--- Data for processing Enclosed Below ---

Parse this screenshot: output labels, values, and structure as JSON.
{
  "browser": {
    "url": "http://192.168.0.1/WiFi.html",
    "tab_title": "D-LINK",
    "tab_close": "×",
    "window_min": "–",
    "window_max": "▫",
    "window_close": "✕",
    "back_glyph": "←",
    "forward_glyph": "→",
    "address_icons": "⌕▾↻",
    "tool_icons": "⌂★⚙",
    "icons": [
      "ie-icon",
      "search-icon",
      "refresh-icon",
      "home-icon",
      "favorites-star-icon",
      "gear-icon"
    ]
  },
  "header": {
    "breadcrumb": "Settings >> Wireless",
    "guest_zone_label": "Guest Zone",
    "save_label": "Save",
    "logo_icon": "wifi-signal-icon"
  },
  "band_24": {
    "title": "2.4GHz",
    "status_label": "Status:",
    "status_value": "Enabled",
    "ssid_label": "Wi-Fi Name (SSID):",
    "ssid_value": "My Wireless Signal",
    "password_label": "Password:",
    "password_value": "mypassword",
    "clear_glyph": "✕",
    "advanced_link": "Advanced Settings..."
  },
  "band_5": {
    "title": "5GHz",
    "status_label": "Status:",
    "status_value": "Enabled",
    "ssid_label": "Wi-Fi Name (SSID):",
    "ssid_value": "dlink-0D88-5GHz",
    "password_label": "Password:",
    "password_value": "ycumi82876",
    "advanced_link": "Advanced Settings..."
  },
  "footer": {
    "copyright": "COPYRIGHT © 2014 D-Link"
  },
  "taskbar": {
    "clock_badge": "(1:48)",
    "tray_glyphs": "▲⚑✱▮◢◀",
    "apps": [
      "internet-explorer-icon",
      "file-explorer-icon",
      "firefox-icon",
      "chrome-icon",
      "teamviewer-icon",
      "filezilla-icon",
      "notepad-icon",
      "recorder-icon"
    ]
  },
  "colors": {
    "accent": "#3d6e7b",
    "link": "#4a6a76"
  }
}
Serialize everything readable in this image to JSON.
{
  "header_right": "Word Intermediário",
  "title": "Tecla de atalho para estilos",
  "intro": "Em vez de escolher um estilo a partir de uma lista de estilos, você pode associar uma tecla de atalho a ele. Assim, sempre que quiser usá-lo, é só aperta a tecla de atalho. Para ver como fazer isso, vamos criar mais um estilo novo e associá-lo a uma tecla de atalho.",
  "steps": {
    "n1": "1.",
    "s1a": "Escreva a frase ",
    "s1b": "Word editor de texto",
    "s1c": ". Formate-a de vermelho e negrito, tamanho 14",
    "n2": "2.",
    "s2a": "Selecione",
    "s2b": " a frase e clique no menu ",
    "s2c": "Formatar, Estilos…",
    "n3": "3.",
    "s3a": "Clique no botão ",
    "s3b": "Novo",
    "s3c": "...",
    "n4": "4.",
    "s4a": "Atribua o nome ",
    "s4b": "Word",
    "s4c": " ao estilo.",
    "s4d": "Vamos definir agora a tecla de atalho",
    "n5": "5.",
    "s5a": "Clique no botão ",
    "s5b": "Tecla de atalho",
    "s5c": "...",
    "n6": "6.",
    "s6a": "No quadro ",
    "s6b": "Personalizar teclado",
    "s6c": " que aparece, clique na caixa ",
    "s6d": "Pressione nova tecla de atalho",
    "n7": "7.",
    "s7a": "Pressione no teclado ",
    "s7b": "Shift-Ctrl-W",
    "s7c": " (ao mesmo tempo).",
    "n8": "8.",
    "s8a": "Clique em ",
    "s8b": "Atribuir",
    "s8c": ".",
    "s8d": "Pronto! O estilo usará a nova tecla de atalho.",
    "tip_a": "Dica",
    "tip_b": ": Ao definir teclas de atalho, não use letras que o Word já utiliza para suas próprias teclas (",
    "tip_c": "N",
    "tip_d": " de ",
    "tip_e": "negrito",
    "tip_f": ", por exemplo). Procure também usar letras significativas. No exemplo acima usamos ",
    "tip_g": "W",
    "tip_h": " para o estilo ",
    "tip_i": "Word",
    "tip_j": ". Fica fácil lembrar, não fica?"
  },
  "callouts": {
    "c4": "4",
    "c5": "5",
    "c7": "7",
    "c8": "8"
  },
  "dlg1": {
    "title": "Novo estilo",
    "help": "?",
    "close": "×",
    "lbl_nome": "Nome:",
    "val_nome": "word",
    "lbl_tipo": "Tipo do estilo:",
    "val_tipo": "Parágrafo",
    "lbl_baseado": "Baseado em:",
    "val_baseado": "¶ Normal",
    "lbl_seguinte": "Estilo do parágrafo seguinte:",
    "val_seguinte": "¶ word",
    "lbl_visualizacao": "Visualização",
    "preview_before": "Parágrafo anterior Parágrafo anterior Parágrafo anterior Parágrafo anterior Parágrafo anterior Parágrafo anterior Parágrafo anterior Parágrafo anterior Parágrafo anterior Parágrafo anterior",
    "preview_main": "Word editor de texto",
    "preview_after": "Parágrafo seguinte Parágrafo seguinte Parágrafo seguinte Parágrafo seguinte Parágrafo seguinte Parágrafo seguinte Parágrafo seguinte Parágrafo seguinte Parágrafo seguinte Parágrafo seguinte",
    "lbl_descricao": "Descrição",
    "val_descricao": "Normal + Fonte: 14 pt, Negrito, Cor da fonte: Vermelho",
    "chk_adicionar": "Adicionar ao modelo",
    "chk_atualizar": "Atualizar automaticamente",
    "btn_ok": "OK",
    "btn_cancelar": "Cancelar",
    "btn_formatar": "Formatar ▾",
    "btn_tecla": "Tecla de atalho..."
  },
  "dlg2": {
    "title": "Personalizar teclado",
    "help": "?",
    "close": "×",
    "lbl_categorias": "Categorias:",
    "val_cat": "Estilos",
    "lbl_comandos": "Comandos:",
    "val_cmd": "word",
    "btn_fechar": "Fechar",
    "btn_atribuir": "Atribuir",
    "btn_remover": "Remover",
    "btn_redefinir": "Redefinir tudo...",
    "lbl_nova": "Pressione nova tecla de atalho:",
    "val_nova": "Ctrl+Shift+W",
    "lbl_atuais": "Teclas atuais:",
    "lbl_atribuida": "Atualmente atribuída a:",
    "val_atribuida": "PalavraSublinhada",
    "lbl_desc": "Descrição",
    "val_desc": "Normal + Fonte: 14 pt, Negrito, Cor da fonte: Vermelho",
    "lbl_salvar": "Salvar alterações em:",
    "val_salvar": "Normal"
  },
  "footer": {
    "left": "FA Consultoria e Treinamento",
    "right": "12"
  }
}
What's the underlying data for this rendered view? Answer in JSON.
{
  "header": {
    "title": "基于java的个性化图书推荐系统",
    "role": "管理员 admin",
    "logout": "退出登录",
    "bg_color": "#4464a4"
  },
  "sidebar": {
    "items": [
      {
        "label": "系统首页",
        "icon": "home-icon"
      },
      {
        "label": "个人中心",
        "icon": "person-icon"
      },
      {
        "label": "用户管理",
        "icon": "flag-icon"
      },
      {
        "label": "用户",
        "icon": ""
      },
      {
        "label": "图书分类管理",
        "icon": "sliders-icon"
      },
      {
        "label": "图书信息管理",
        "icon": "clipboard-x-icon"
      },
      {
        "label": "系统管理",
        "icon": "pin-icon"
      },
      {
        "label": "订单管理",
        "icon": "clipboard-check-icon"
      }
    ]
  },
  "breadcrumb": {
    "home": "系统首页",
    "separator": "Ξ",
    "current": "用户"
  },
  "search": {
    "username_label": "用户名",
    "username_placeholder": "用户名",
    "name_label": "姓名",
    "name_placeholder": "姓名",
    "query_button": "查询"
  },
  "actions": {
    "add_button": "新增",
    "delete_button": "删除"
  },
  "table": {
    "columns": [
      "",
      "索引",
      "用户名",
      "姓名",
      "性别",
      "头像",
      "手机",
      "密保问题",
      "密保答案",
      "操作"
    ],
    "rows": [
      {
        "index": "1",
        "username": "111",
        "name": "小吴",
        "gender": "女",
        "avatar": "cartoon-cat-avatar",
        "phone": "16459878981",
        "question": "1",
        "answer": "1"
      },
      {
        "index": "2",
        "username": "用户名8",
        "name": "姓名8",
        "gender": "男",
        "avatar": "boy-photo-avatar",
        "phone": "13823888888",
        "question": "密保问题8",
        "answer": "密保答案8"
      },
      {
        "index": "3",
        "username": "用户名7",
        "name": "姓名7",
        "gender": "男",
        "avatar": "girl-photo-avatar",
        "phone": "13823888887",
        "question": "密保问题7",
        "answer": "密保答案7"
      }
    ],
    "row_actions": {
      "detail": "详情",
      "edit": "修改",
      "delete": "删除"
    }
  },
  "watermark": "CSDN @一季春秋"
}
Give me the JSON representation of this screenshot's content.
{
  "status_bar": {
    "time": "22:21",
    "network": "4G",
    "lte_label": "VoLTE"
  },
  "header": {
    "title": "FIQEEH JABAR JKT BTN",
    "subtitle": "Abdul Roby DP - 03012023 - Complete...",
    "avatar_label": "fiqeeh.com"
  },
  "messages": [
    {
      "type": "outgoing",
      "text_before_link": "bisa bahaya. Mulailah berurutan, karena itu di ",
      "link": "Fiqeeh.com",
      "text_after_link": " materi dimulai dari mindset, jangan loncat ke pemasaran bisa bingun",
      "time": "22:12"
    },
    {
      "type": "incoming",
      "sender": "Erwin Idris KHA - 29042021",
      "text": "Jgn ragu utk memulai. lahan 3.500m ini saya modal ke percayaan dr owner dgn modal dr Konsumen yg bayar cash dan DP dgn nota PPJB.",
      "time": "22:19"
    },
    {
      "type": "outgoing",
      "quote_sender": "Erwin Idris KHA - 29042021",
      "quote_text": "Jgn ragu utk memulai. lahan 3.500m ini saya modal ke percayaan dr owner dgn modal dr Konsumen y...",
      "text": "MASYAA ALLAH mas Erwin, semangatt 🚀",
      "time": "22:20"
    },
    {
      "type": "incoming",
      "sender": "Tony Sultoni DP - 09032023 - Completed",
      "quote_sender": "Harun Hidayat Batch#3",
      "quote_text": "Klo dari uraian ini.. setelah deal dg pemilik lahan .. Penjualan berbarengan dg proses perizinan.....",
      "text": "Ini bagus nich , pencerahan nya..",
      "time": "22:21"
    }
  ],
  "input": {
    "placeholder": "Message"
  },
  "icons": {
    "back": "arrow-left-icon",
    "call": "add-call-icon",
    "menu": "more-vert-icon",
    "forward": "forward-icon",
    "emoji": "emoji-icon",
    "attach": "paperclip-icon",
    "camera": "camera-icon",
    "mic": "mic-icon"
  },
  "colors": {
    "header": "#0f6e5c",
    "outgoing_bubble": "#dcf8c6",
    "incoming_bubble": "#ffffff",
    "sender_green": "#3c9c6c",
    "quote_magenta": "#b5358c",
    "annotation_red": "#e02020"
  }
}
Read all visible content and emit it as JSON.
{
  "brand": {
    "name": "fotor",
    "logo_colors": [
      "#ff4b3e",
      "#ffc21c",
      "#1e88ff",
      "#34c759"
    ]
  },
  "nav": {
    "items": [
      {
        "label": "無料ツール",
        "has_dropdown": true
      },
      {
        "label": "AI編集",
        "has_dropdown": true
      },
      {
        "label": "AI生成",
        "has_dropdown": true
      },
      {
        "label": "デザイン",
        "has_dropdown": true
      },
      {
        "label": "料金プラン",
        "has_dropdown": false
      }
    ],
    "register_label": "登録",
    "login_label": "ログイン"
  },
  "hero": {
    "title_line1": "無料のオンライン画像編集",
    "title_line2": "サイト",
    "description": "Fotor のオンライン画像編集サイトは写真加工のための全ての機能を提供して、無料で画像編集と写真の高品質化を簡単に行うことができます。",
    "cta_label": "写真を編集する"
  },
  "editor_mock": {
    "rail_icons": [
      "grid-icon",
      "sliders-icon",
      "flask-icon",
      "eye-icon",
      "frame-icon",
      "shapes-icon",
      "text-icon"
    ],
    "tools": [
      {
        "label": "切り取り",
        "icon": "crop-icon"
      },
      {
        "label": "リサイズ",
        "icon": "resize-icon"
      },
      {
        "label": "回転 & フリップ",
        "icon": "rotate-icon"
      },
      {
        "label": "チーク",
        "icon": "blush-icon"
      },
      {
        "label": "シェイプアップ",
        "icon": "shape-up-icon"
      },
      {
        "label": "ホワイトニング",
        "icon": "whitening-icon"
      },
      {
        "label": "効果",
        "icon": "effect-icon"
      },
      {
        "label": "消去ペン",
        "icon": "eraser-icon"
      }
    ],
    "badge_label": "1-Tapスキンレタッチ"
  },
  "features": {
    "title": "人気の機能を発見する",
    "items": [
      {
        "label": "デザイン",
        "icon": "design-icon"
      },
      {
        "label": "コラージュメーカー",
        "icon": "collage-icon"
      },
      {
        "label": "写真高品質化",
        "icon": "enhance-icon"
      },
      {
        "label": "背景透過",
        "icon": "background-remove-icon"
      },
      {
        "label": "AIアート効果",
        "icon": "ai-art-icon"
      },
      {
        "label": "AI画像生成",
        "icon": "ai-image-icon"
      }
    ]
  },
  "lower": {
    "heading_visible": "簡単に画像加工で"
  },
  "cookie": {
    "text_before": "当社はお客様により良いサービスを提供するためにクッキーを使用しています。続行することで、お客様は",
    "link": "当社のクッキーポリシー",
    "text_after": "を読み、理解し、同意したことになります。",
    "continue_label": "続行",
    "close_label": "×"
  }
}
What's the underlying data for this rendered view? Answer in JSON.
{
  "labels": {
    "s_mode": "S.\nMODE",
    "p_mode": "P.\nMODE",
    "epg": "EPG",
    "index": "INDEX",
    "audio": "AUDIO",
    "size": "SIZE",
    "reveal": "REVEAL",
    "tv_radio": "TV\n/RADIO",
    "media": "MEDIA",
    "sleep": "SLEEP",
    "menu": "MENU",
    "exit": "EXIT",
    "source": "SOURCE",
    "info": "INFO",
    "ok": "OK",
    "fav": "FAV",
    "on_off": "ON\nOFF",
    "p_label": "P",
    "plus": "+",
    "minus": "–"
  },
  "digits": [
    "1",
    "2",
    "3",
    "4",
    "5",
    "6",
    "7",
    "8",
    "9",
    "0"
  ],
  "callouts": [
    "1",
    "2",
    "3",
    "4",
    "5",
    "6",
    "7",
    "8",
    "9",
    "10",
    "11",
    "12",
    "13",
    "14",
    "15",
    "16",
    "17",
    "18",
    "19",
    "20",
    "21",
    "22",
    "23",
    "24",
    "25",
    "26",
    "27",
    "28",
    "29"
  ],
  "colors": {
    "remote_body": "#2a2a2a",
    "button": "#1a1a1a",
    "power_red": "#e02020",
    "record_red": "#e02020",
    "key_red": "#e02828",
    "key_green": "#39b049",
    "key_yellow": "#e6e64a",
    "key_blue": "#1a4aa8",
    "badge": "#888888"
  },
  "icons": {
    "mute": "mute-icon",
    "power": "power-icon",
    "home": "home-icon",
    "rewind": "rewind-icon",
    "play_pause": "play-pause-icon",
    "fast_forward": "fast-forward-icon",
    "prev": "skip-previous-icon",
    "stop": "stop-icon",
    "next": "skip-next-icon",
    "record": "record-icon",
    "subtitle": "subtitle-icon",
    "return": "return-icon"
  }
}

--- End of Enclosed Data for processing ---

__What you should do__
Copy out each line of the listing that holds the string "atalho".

__Reply to the task__
  "title": "Tecla de atalho para estilos",
  "intro": "Em vez de escolher um estilo a partir de uma lista de estilos, você pode associar uma tecla de atalho a ele. Assim, sempre que quiser usá-lo, é só aperta a tecla de atalho. Para ver como fazer isso, vamos criar mais um estilo novo e associá-lo a uma tecla de atalho.",
    "s4d": "Vamos definir agora a tecla de atalho",
    "s5b": "Tecla de atalho",
    "s6d": "Pressione nova tecla de atalho",
    "s8d": "Pronto! O estilo usará a nova tecla de atalho.",
    "tip_b": ": Ao definir teclas de atalho, não use letras que o Word já utiliza para suas próprias teclas (",
    "btn_tecla": "Tecla de atalho..."
    "lbl_nova": "Pressione nova tecla de atalho:",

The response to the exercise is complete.